Worming a Foal
Foals are born with little immunity to parasites, this develops as they get older. High burdens can affect growth and result in life threatening conditions. Owners often struggle when choosing a correct and “safe” wormer for pregnant and new born foals.
There are a number of parasites that commonly affect foals;
Strongyloid Westeri (intestinal Threadworm)
A roundworm that can be transmitted through the mammary gland to the foal causing chronic diarrhoea and poor growth.
Treatment/ Prevention: Treating the mare with moxidectin four weeks before the due date or ivermectin before foaling.
Ascarid (Parascaris Equorum)

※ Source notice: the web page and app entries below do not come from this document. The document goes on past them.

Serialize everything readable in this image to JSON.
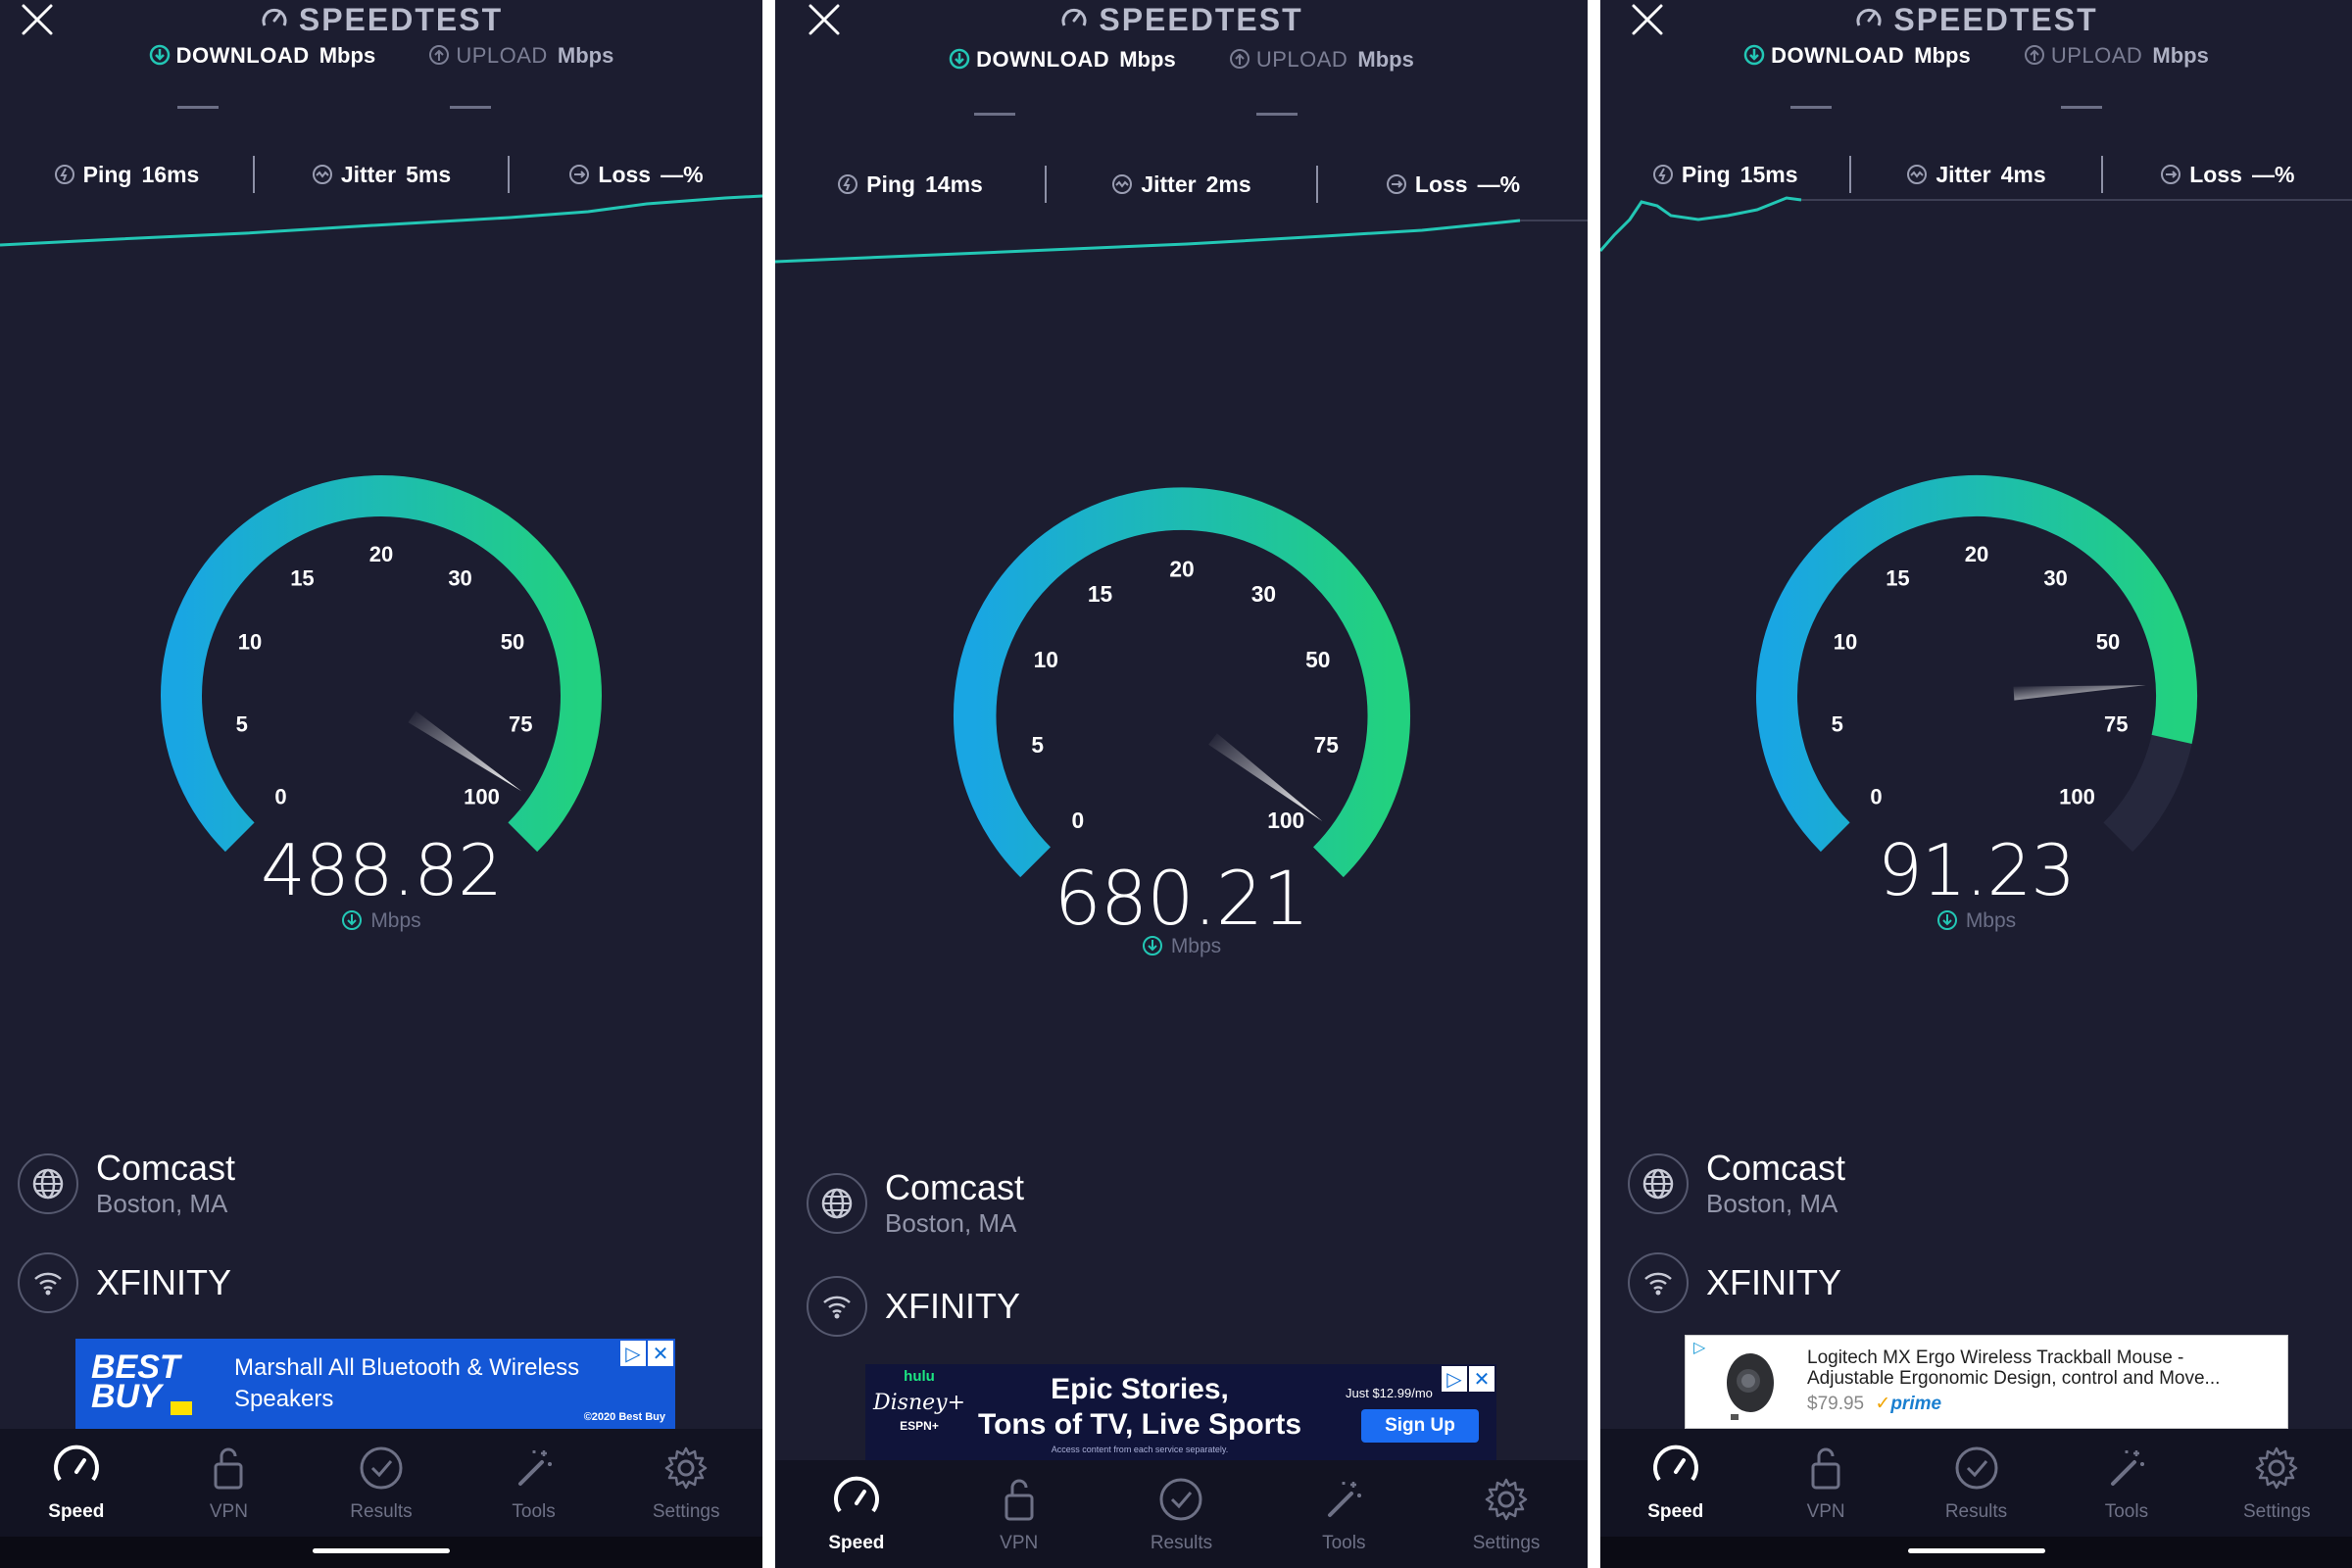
{
  "colors": {
    "panel_bg": "#1c1d30",
    "gauge_start": "#19a6e3",
    "gauge_end": "#22d17f",
    "needle": "#ffffff",
    "accent": "#23c7b5"
  },
  "panels": [
    {
      "app_title": "SPEEDTEST",
      "modes": {
        "download_label": "DOWNLOAD",
        "download_unit": "Mbps",
        "upload_label": "UPLOAD",
        "upload_unit": "Mbps"
      },
      "stats": {
        "ping_label": "Ping",
        "ping_value": "16ms",
        "jitter_label": "Jitter",
        "jitter_value": "5ms",
        "loss_label": "Loss",
        "loss_value": "—%"
      },
      "gauge": {
        "ticks": [
          "0",
          "5",
          "10",
          "15",
          "20",
          "30",
          "50",
          "75",
          "100"
        ],
        "needle_fraction": 0.96,
        "fill_fraction": 1.0
      },
      "speed_value": "488.82",
      "speed_unit": "Mbps",
      "isp": {
        "name": "Comcast",
        "location": "Boston, MA"
      },
      "network": "XFINITY",
      "ad": {
        "brand_line1": "BEST",
        "brand_line2": "BUY",
        "text": "Marshall All Bluetooth & Wireless Speakers",
        "fine_print": "©2020 Best Buy"
      },
      "tabs": [
        "Speed",
        "VPN",
        "Results",
        "Tools",
        "Settings"
      ]
    },
    {
      "app_title": "SPEEDTEST",
      "modes": {
        "download_label": "DOWNLOAD",
        "download_unit": "Mbps",
        "upload_label": "UPLOAD",
        "upload_unit": "Mbps"
      },
      "stats": {
        "ping_label": "Ping",
        "ping_value": "14ms",
        "jitter_label": "Jitter",
        "jitter_value": "2ms",
        "loss_label": "Loss",
        "loss_value": "—%"
      },
      "gauge": {
        "ticks": [
          "0",
          "5",
          "10",
          "15",
          "20",
          "30",
          "50",
          "75",
          "100"
        ],
        "needle_fraction": 0.97,
        "fill_fraction": 1.0
      },
      "speed_value": "680.21",
      "speed_unit": "Mbps",
      "isp": {
        "name": "Comcast",
        "location": "Boston, MA"
      },
      "network": "XFINITY",
      "ad": {
        "brand_top": "hulu",
        "brand_mid": "Disney+",
        "brand_bottom": "ESPN+",
        "headline1": "Epic Stories,",
        "headline2": "Tons of TV, Live Sports",
        "price": "Just $12.99/mo",
        "cta": "Sign Up",
        "fine_print": "Access content from each service separately."
      },
      "tabs": [
        "Speed",
        "VPN",
        "Results",
        "Tools",
        "Settings"
      ]
    },
    {
      "app_title": "SPEEDTEST",
      "modes": {
        "download_label": "DOWNLOAD",
        "download_unit": "Mbps",
        "upload_label": "UPLOAD",
        "upload_unit": "Mbps"
      },
      "stats": {
        "ping_label": "Ping",
        "ping_value": "15ms",
        "jitter_label": "Jitter",
        "jitter_value": "4ms",
        "loss_label": "Loss",
        "loss_value": "—%"
      },
      "gauge": {
        "ticks": [
          "0",
          "5",
          "10",
          "15",
          "20",
          "30",
          "50",
          "75",
          "100"
        ],
        "needle_fraction": 0.82,
        "fill_fraction": 0.88
      },
      "speed_value": "91.23",
      "speed_unit": "Mbps",
      "isp": {
        "name": "Comcast",
        "location": "Boston, MA"
      },
      "network": "XFINITY",
      "ad": {
        "title": "Logitech MX Ergo Wireless Trackball Mouse - Adjustable Ergonomic Design, control and Move...",
        "price": "$79.95",
        "prime": "prime"
      },
      "tabs": [
        "Speed",
        "VPN",
        "Results",
        "Tools",
        "Settings"
      ]
    }
  ]
}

Roundworm that can grow up to 40cm in length and reproduce in large numbers. A dullness in coat, “pot belly” or poor weight gain are signs to look out for. Large burdens can form intestinal blockages resulting in colic or pulmonary haemorrhages from migrating larvae.
Treatment/ Prevention: Treating the foal with fenbendazole when one month of age and then every 4-6 weeks until 6 months old.

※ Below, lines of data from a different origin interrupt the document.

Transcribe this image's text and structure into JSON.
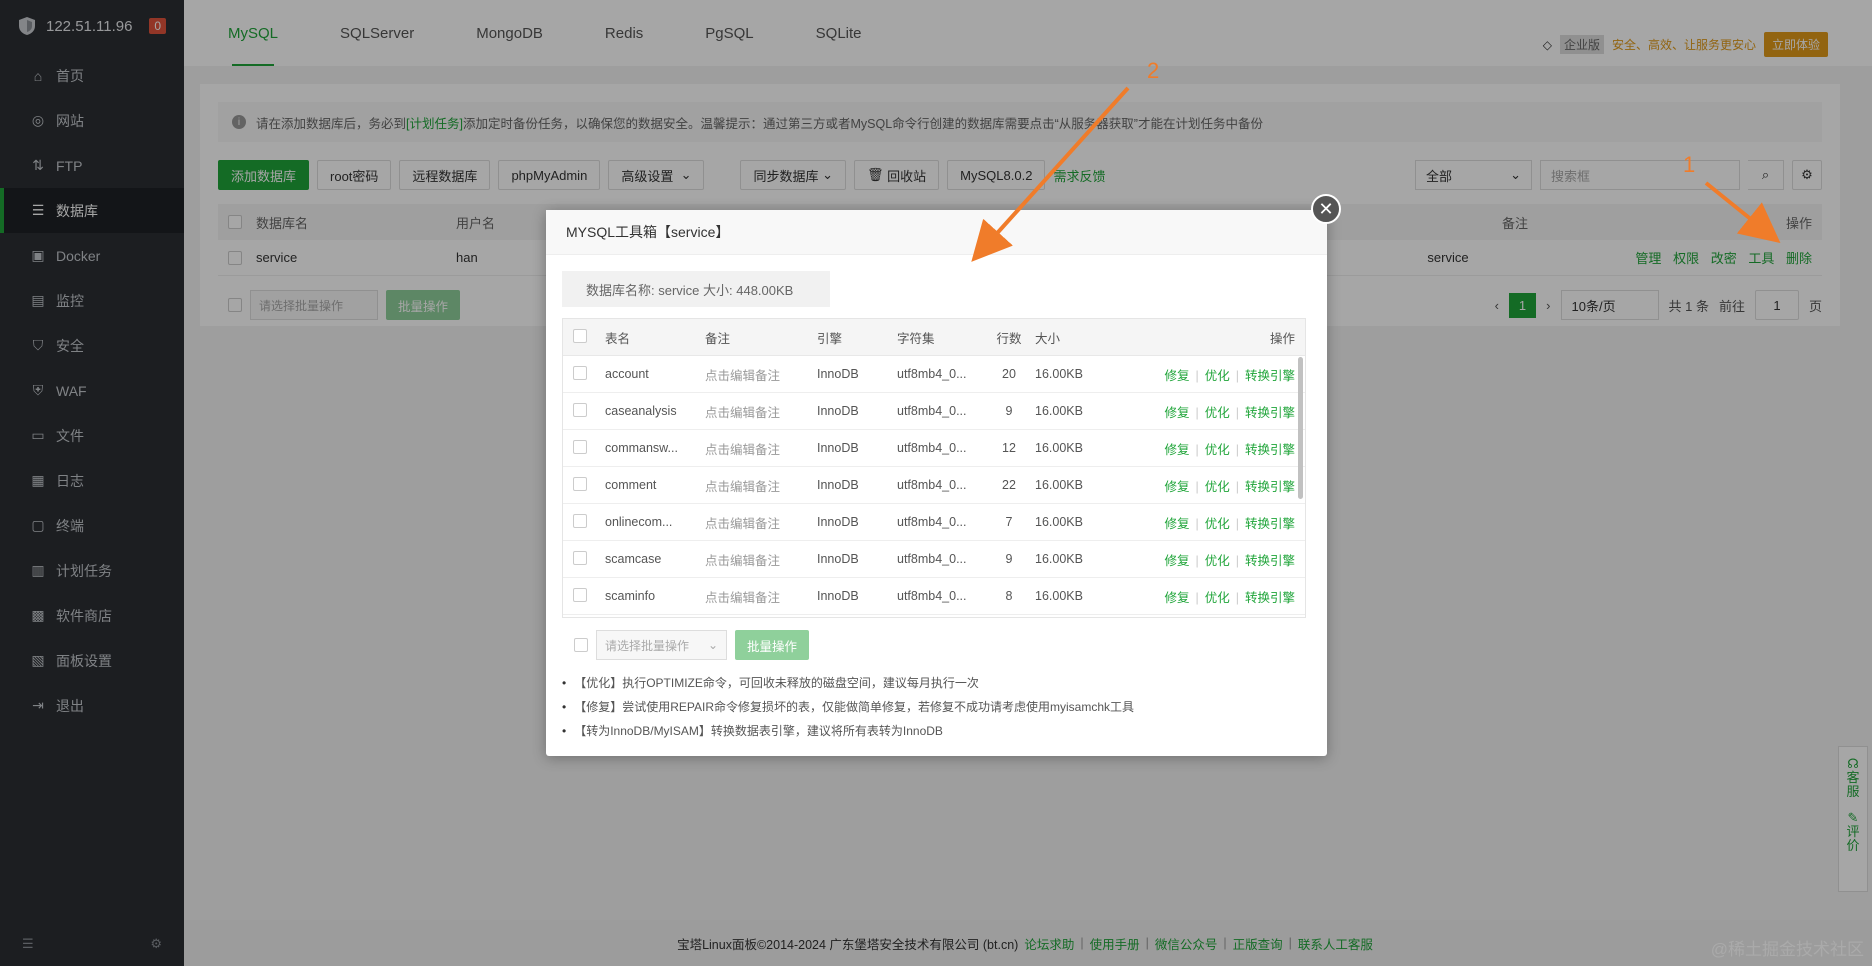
{
  "sidebar": {
    "ip": "122.51.11.96",
    "badge": "0",
    "items": [
      {
        "label": "首页"
      },
      {
        "label": "网站"
      },
      {
        "label": "FTP"
      },
      {
        "label": "数据库"
      },
      {
        "label": "Docker"
      },
      {
        "label": "监控"
      },
      {
        "label": "安全"
      },
      {
        "label": "WAF"
      },
      {
        "label": "文件"
      },
      {
        "label": "日志"
      },
      {
        "label": "终端"
      },
      {
        "label": "计划任务"
      },
      {
        "label": "软件商店"
      },
      {
        "label": "面板设置"
      },
      {
        "label": "退出"
      }
    ]
  },
  "tabs": [
    "MySQL",
    "SQLServer",
    "MongoDB",
    "Redis",
    "PgSQL",
    "SQLite"
  ],
  "enterprise": {
    "badge": "企业版",
    "text": "安全、高效、让服务更安心",
    "button": "立即体验"
  },
  "notice": {
    "pre": "请在添加数据库后，务必到",
    "link": "[计划任务]",
    "post": "添加定时备份任务，以确保您的数据安全。温馨提示：通过第三方或者MySQL命令行创建的数据库需要点击“从服务器获取”才能在计划任务中备份"
  },
  "toolbar": {
    "add": "添加数据库",
    "root": "root密码",
    "remote": "远程数据库",
    "pma": "phpMyAdmin",
    "advanced": "高级设置",
    "sync": "同步数据库",
    "recycle": "回收站",
    "version": "MySQL8.0.2",
    "feedback": "需求反馈",
    "filter": "全部",
    "search_placeholder": "搜索框"
  },
  "db_table": {
    "headers": {
      "name": "数据库名",
      "user": "用户名",
      "remark": "备注",
      "ops": "操作"
    },
    "row": {
      "name": "service",
      "user": "han",
      "remark": "service",
      "ops": [
        "管理",
        "权限",
        "改密",
        "工具",
        "删除"
      ]
    }
  },
  "pager": {
    "batch_placeholder": "请选择批量操作",
    "batch_btn": "批量操作",
    "page": "1",
    "per": "10条/页",
    "total": "共 1 条",
    "goto": "前往",
    "goto_val": "1",
    "unit": "页"
  },
  "modal": {
    "title": "MYSQL工具箱【service】",
    "info": "数据库名称: service 大小: 448.00KB",
    "headers": {
      "name": "表名",
      "remark": "备注",
      "engine": "引擎",
      "charset": "字符集",
      "rows": "行数",
      "size": "大小",
      "ops": "操作"
    },
    "rows": [
      {
        "name": "account",
        "remark": "点击编辑备注",
        "engine": "InnoDB",
        "charset": "utf8mb4_0...",
        "rows": "20",
        "size": "16.00KB"
      },
      {
        "name": "caseanalysis",
        "remark": "点击编辑备注",
        "engine": "InnoDB",
        "charset": "utf8mb4_0...",
        "rows": "9",
        "size": "16.00KB"
      },
      {
        "name": "commansw...",
        "remark": "点击编辑备注",
        "engine": "InnoDB",
        "charset": "utf8mb4_0...",
        "rows": "12",
        "size": "16.00KB"
      },
      {
        "name": "comment",
        "remark": "点击编辑备注",
        "engine": "InnoDB",
        "charset": "utf8mb4_0...",
        "rows": "22",
        "size": "16.00KB"
      },
      {
        "name": "onlinecom...",
        "remark": "点击编辑备注",
        "engine": "InnoDB",
        "charset": "utf8mb4_0...",
        "rows": "7",
        "size": "16.00KB"
      },
      {
        "name": "scamcase",
        "remark": "点击编辑备注",
        "engine": "InnoDB",
        "charset": "utf8mb4_0...",
        "rows": "9",
        "size": "16.00KB"
      },
      {
        "name": "scaminfo",
        "remark": "点击编辑备注",
        "engine": "InnoDB",
        "charset": "utf8mb4_0...",
        "rows": "8",
        "size": "16.00KB"
      }
    ],
    "ops": {
      "repair": "修复",
      "optimize": "优化",
      "convert": "转换引擎"
    },
    "batch_placeholder": "请选择批量操作",
    "batch_btn": "批量操作",
    "tips": [
      "【优化】执行OPTIMIZE命令，可回收未释放的磁盘空间，建议每月执行一次",
      "【修复】尝试使用REPAIR命令修复损坏的表，仅能做简单修复，若修复不成功请考虑使用myisamchk工具",
      "【转为InnoDB/MyISAM】转换数据表引擎，建议将所有表转为InnoDB"
    ]
  },
  "footer": {
    "copyright": "宝塔Linux面板©2014-2024 广东堡塔安全技术有限公司 (bt.cn)",
    "links": [
      "论坛求助",
      "使用手册",
      "微信公众号",
      "正版查询",
      "联系人工客服"
    ]
  },
  "side_float": {
    "service": "客服",
    "review": "评价"
  },
  "annotations": {
    "n1": "1",
    "n2": "2"
  },
  "watermark": "@稀土掘金技术社区",
  "colors": {
    "accent": "#20a53a",
    "sidebar": "#2b2e33",
    "arrow": "#f07c2a"
  }
}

Due to the lower immune system found in foals, higher burdens are common. A burden can result in weight loss, inflammation or colic.
Treatment/ Prevention: Treatment with ivermectin or moxidectin chemicals, along with frequent worm egg counts.
Guide to Worming a Foal